• WORK ITEM: Every entry is to be written out word for word.

>>>

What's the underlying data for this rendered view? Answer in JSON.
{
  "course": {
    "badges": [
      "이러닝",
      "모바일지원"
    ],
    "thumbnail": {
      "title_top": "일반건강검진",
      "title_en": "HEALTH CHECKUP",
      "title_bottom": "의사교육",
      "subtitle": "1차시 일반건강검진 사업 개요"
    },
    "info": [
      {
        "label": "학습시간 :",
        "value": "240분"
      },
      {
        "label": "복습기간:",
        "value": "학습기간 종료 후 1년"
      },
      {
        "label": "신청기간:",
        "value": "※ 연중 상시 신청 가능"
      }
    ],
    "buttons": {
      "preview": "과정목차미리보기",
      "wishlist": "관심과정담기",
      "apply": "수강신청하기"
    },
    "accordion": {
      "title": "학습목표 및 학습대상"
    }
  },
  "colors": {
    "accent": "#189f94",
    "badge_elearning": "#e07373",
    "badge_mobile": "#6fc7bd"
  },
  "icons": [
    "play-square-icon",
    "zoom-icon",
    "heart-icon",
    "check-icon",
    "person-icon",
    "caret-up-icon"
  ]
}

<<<

• WRITTEN RESPONSE:
What's the underlying data for this rendered view? Answer in JSON.
{
  "course": {
    "badges": [
      "이러닝",
      "모바일지원"
    ],
    "thumbnail": {
      "title_top": "일반건강검진",
      "title_en": "HEALTH CHECKUP",
      "title_bottom": "의사교육",
      "subtitle": "1차시 일반건강검진 사업 개요"
    },
    "info": [
      {
        "label": "학습시간 :",
        "value": "240분"
      },
      {
        "label": "복습기간:",
        "value": "학습기간 종료 후 1년"
      },
      {
        "label": "신청기간:",
        "value": "※ 연중 상시 신청 가능"
      }
    ],
    "buttons": {
      "preview": "과정목차미리보기",
      "wishlist": "관심과정담기",
      "apply": "수강신청하기"
    },
    "accordion": {
      "title": "학습목표 및 학습대상"
    }
  },
  "colors": {
    "accent": "#189f94",
    "badge_elearning": "#e07373",
    "badge_mobile": "#6fc7bd"
  },
  "icons": [
    "play-square-icon",
    "zoom-icon",
    "heart-icon",
    "check-icon",
    "person-icon",
    "caret-up-icon"
  ]
}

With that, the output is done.